TASK GOAL
Would you retype each of the records exactly as shown?

INFORMATION PROVIDED
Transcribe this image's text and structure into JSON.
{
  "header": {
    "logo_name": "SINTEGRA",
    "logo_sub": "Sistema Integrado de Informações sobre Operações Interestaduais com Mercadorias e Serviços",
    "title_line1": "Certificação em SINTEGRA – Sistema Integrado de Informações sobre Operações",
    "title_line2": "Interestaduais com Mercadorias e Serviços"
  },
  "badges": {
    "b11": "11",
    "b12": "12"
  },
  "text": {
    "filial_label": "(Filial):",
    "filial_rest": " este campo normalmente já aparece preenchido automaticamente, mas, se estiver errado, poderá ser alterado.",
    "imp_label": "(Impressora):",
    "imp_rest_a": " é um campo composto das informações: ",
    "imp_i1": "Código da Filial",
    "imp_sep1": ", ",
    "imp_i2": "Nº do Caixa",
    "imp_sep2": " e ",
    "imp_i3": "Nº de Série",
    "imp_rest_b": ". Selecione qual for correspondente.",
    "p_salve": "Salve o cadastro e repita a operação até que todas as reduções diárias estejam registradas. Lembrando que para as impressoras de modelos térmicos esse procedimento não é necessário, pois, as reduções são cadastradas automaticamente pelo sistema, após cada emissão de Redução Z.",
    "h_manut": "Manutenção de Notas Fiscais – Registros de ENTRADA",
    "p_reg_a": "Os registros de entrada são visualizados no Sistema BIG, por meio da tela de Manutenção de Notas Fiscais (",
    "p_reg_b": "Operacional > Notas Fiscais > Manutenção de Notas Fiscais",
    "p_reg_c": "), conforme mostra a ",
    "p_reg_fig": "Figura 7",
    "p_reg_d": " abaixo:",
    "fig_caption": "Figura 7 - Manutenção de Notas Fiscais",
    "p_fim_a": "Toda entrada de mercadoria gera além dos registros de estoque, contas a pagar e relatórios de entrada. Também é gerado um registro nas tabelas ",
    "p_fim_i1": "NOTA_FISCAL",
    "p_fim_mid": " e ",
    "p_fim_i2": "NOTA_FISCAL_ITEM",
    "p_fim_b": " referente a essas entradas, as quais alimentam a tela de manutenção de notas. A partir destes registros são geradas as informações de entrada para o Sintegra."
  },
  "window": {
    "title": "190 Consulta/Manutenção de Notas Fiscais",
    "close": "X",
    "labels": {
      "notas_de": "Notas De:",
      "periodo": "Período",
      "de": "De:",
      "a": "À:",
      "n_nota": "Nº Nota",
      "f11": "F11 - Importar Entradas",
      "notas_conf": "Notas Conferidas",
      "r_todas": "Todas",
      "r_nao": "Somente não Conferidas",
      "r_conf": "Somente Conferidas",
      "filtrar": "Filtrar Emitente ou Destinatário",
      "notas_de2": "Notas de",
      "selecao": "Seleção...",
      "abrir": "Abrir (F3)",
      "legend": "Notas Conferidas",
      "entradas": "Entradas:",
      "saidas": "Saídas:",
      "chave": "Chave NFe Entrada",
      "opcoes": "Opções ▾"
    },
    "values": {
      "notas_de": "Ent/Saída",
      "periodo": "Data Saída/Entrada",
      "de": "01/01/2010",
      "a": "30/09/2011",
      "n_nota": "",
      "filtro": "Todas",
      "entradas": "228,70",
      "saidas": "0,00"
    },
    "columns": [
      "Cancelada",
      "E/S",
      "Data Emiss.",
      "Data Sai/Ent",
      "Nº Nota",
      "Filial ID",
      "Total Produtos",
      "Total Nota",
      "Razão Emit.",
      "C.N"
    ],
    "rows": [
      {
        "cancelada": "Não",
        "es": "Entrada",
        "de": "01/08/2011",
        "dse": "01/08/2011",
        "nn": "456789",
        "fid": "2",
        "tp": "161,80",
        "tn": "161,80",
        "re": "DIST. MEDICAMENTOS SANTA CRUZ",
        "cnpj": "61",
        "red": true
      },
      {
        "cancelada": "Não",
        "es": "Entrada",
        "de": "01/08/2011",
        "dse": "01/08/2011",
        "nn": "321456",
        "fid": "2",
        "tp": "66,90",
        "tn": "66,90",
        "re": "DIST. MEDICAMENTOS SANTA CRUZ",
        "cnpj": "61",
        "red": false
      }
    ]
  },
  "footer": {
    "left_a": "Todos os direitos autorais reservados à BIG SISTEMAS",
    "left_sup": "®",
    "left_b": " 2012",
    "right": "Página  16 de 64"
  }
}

TASK ANSWER
Transcribe this image's text and structure into JSON.
{
  "header": {
    "logo_name": "SINTEGRA",
    "logo_sub": "Sistema Integrado de Informações sobre Operações Interestaduais com Mercadorias e Serviços",
    "title_line1": "Certificação em SINTEGRA – Sistema Integrado de Informações sobre Operações",
    "title_line2": "Interestaduais com Mercadorias e Serviços"
  },
  "badges": {
    "b11": "11",
    "b12": "12"
  },
  "text": {
    "filial_label": "(Filial):",
    "filial_rest": " este campo normalmente já aparece preenchido automaticamente, mas, se estiver errado, poderá ser alterado.",
    "imp_label": "(Impressora):",
    "imp_rest_a": " é um campo composto das informações: ",
    "imp_i1": "Código da Filial",
    "imp_sep1": ", ",
    "imp_i2": "Nº do Caixa",
    "imp_sep2": " e ",
    "imp_i3": "Nº de Série",
    "imp_rest_b": ". Selecione qual for correspondente.",
    "p_salve": "Salve o cadastro e repita a operação até que todas as reduções diárias estejam registradas. Lembrando que para as impressoras de modelos térmicos esse procedimento não é necessário, pois, as reduções são cadastradas automaticamente pelo sistema, após cada emissão de Redução Z.",
    "h_manut": "Manutenção de Notas Fiscais – Registros de ENTRADA",
    "p_reg_a": "Os registros de entrada são visualizados no Sistema BIG, por meio da tela de Manutenção de Notas Fiscais (",
    "p_reg_b": "Operacional > Notas Fiscais > Manutenção de Notas Fiscais",
    "p_reg_c": "), conforme mostra a ",
    "p_reg_fig": "Figura 7",
    "p_reg_d": " abaixo:",
    "fig_caption": "Figura 7 - Manutenção de Notas Fiscais",
    "p_fim_a": "Toda entrada de mercadoria gera além dos registros de estoque, contas a pagar e relatórios de entrada. Também é gerado um registro nas tabelas ",
    "p_fim_i1": "NOTA_FISCAL",
    "p_fim_mid": " e ",
    "p_fim_i2": "NOTA_FISCAL_ITEM",
    "p_fim_b": " referente a essas entradas, as quais alimentam a tela de manutenção de notas. A partir destes registros são geradas as informações de entrada para o Sintegra."
  },
  "window": {
    "title": "190 Consulta/Manutenção de Notas Fiscais",
    "close": "X",
    "labels": {
      "notas_de": "Notas De:",
      "periodo": "Período",
      "de": "De:",
      "a": "À:",
      "n_nota": "Nº Nota",
      "f11": "F11 - Importar Entradas",
      "notas_conf": "Notas Conferidas",
      "r_todas": "Todas",
      "r_nao": "Somente não Conferidas",
      "r_conf": "Somente Conferidas",
      "filtrar": "Filtrar Emitente ou Destinatário",
      "notas_de2": "Notas de",
      "selecao": "Seleção...",
      "abrir": "Abrir (F3)",
      "legend": "Notas Conferidas",
      "entradas": "Entradas:",
      "saidas": "Saídas:",
      "chave": "Chave NFe Entrada",
      "opcoes": "Opções ▾"
    },
    "values": {
      "notas_de": "Ent/Saída",
      "periodo": "Data Saída/Entrada",
      "de": "01/01/2010",
      "a": "30/09/2011",
      "n_nota": "",
      "filtro": "Todas",
      "entradas": "228,70",
      "saidas": "0,00"
    },
    "columns": [
      "Cancelada",
      "E/S",
      "Data Emiss.",
      "Data Sai/Ent",
      "Nº Nota",
      "Filial ID",
      "Total Produtos",
      "Total Nota",
      "Razão Emit.",
      "C.N"
    ],
    "rows": [
      {
        "cancelada": "Não",
        "es": "Entrada",
        "de": "01/08/2011",
        "dse": "01/08/2011",
        "nn": "456789",
        "fid": "2",
        "tp": "161,80",
        "tn": "161,80",
        "re": "DIST. MEDICAMENTOS SANTA CRUZ",
        "cnpj": "61",
        "red": true
      },
      {
        "cancelada": "Não",
        "es": "Entrada",
        "de": "01/08/2011",
        "dse": "01/08/2011",
        "nn": "321456",
        "fid": "2",
        "tp": "66,90",
        "tn": "66,90",
        "re": "DIST. MEDICAMENTOS SANTA CRUZ",
        "cnpj": "61",
        "red": false
      }
    ]
  },
  "footer": {
    "left_a": "Todos os direitos autorais reservados à BIG SISTEMAS",
    "left_sup": "®",
    "left_b": " 2012",
    "right": "Página  16 de 64"
  }
}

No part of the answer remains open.